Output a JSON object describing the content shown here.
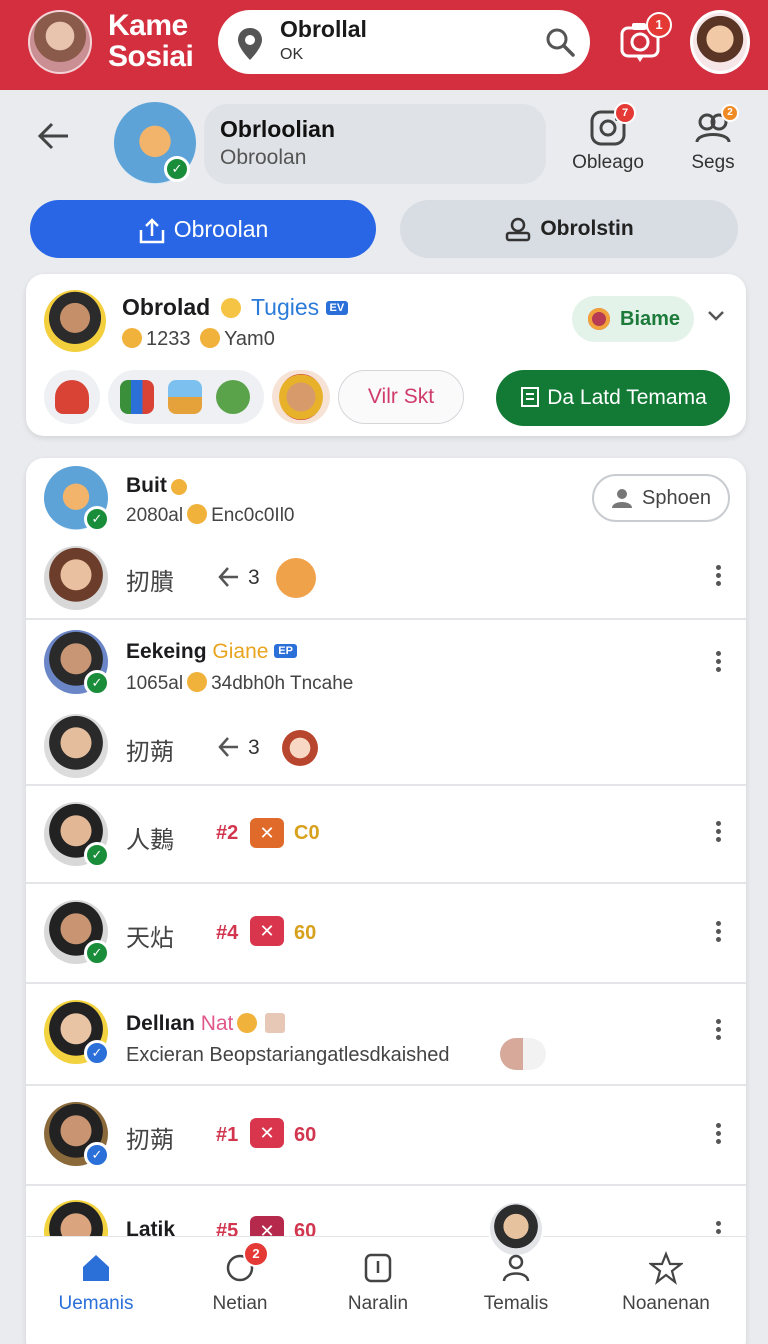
{
  "topbar": {
    "brand": "Kame\nSosiai",
    "search_title": "Obrollal",
    "search_sub": "OK",
    "camera_badge": "1",
    "colors": {
      "bar": "#d42f3f"
    }
  },
  "header": {
    "title": "Obrloolian",
    "subtitle": "Obroolan",
    "actions": [
      {
        "label": "Obleago",
        "badge": "7",
        "icon": "instagram-icon"
      },
      {
        "label": "Segs",
        "badge": "2",
        "icon": "group-icon"
      }
    ]
  },
  "tabs": [
    {
      "label": "Obroolan",
      "active": true,
      "icon": "upload-icon"
    },
    {
      "label": "Obrolstin",
      "active": false,
      "icon": "person-icon"
    }
  ],
  "featured": {
    "name": "Obrolad",
    "tag": "Tugies",
    "badge": "EV",
    "meta": "1233",
    "meta2": "Yam0",
    "pill": "Biame",
    "link_chip": "Vilr Skt",
    "primary_button": "Da Latd Temama"
  },
  "rows": [
    {
      "name": "Buit",
      "sub": "2080al",
      "sub2": "Enc0c0Il0",
      "action": "Sphoen"
    },
    {
      "text": "扨膭",
      "replies": "3"
    },
    {
      "name": "Eekeing",
      "name2": "Giane",
      "badge": "EP",
      "sub": "1065al",
      "sub2": "34dbh0h Tncahe"
    },
    {
      "text": "扨蒴",
      "replies": "3"
    },
    {
      "text": "人鶈",
      "rank": "#2",
      "score": "C0"
    },
    {
      "text": "天炶",
      "rank": "#4",
      "score": "60"
    },
    {
      "name": "Dellıan",
      "name2": "Nat",
      "sub": "Excieran Beopstariangatlesdkaished"
    },
    {
      "text": "扨蒴",
      "rank": "#1",
      "score": "60"
    },
    {
      "name": "Latik",
      "rank": "#5",
      "score": "60"
    }
  ],
  "bottomnav": [
    {
      "label": "Uemanis",
      "icon": "home-icon",
      "active": true
    },
    {
      "label": "Netian",
      "icon": "circle-icon",
      "badge": "2"
    },
    {
      "label": "Naralin",
      "icon": "info-icon"
    },
    {
      "label": "Temalis",
      "icon": "profile-icon"
    },
    {
      "label": "Noanenan",
      "icon": "star-icon"
    }
  ]
}
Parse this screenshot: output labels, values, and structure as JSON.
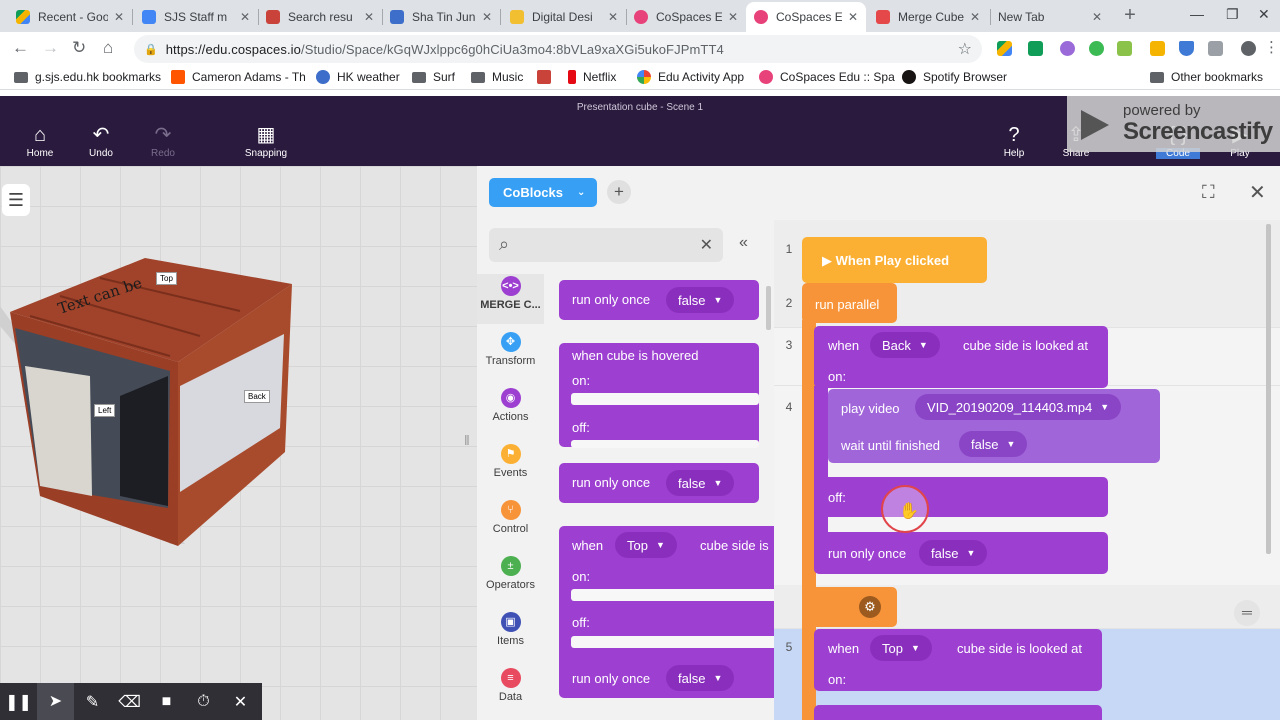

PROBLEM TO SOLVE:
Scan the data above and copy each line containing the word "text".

PROBLEM SOLUTION:
      "text": "扨膭",
      "text": "扨蒴",
      "text": "人鶈",
      "text": "天炶",
      "text": "扨蒴",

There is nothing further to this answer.